ASSIGNMENT: Check each line of the data for "this" and select those that have it.

RECORDED INFORMATION:
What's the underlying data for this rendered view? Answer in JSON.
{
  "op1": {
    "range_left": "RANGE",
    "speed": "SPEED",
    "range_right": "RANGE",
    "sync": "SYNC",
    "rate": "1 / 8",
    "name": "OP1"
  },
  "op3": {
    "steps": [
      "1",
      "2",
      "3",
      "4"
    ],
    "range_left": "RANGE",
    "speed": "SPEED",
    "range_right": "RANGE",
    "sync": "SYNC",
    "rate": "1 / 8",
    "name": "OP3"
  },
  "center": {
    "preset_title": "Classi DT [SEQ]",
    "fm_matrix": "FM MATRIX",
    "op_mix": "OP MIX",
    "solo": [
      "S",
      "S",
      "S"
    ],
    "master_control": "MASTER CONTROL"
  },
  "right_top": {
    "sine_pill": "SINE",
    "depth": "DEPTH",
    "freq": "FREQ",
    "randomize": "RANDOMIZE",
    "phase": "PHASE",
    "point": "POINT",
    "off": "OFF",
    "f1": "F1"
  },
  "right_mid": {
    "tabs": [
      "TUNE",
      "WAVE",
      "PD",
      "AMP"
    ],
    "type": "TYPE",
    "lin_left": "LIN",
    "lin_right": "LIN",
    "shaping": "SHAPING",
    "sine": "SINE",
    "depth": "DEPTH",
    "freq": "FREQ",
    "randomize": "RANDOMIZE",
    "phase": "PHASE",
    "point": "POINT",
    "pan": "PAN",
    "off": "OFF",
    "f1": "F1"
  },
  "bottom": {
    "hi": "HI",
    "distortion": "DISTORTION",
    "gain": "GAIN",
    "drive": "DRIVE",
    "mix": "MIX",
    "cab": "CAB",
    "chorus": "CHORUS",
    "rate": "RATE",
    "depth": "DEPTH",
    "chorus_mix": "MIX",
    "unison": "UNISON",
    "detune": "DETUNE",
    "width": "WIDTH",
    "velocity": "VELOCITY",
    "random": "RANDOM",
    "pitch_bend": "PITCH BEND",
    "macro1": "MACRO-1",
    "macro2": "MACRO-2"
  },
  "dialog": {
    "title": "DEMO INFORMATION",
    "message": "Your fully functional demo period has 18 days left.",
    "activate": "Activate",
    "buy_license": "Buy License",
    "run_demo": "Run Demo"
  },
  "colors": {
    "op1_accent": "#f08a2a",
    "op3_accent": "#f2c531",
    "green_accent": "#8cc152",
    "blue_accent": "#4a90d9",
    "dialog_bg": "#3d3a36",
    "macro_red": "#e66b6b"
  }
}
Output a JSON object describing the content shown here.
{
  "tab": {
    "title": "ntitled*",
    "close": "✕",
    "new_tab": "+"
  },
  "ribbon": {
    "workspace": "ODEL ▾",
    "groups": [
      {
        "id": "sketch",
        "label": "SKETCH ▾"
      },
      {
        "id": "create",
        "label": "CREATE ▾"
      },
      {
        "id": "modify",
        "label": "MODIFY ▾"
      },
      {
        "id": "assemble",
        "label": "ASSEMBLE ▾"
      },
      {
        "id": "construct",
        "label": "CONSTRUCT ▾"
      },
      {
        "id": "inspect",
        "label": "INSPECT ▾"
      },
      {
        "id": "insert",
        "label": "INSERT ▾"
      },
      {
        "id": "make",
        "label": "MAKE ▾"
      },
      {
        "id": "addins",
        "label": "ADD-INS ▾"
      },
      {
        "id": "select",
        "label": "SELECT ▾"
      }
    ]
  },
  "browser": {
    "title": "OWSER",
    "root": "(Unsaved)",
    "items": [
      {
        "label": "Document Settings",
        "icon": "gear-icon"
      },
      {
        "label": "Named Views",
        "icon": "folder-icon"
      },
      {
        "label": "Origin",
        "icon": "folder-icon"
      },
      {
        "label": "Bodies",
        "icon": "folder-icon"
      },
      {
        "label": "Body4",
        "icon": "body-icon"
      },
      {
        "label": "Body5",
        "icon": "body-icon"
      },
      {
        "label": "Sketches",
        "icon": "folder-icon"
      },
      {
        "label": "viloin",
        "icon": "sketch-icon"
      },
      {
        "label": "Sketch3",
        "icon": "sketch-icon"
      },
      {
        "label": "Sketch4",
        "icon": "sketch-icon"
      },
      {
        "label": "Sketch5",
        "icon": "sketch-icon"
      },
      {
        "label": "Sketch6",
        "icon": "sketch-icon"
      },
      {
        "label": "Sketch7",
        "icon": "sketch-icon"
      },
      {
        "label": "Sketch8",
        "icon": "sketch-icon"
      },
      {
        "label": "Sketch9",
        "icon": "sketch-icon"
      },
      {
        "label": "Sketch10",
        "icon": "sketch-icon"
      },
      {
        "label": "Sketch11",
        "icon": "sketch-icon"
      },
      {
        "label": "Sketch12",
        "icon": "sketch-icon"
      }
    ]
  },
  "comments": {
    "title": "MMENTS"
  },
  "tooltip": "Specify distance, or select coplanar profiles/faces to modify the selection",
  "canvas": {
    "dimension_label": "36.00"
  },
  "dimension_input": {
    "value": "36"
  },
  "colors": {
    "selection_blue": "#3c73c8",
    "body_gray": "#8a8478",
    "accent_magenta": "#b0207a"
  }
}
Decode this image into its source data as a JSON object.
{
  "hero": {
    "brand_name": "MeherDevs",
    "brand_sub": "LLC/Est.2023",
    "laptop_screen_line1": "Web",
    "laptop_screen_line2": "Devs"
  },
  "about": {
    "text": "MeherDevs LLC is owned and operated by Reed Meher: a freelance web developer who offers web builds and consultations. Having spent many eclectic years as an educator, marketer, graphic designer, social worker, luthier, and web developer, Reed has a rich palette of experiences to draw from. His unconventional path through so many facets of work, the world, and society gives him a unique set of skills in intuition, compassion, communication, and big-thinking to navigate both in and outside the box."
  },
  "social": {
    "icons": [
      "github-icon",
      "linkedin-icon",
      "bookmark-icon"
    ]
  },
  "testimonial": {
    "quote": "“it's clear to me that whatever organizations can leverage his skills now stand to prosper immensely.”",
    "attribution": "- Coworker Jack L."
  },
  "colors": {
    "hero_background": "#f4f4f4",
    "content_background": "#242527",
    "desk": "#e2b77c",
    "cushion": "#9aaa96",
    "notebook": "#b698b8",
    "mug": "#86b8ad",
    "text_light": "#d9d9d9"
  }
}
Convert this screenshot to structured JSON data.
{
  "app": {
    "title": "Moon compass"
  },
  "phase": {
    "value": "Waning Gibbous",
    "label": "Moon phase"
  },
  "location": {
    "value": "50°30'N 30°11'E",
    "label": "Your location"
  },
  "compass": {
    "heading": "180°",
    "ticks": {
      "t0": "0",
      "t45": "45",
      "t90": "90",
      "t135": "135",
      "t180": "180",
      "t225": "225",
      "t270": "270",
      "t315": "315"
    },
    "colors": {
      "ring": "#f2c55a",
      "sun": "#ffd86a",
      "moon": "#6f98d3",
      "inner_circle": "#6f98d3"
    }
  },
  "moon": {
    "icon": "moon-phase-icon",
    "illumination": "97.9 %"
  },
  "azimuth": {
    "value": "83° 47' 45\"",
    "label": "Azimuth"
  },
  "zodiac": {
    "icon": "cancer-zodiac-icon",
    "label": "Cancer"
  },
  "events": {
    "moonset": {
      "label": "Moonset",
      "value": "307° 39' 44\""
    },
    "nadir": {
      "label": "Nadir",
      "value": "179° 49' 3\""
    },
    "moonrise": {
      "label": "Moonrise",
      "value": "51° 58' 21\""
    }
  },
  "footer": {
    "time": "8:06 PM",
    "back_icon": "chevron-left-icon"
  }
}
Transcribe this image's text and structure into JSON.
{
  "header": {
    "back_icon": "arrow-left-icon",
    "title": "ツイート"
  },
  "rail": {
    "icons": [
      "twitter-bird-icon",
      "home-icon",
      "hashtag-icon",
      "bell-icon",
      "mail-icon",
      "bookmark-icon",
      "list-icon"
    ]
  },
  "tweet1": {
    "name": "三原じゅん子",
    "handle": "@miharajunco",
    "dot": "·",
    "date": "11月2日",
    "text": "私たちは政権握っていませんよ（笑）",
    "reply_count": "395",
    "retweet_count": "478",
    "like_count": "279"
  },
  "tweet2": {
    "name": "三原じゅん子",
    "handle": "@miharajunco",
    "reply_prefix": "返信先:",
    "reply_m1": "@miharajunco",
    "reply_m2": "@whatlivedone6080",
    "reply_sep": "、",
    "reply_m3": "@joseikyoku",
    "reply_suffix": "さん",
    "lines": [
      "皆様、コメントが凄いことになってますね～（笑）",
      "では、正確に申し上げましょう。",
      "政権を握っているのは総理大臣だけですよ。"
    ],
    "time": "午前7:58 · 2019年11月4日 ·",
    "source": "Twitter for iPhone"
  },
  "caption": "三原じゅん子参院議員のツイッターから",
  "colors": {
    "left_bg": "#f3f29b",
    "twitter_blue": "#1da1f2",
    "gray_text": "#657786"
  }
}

ANSWER:
What's the underlying data for this rendered view? Answer in JSON.
Decode this image into its source data as a JSON object.
Convert this screenshot to structured JSON data.
Transcribe this image's text and structure into JSON.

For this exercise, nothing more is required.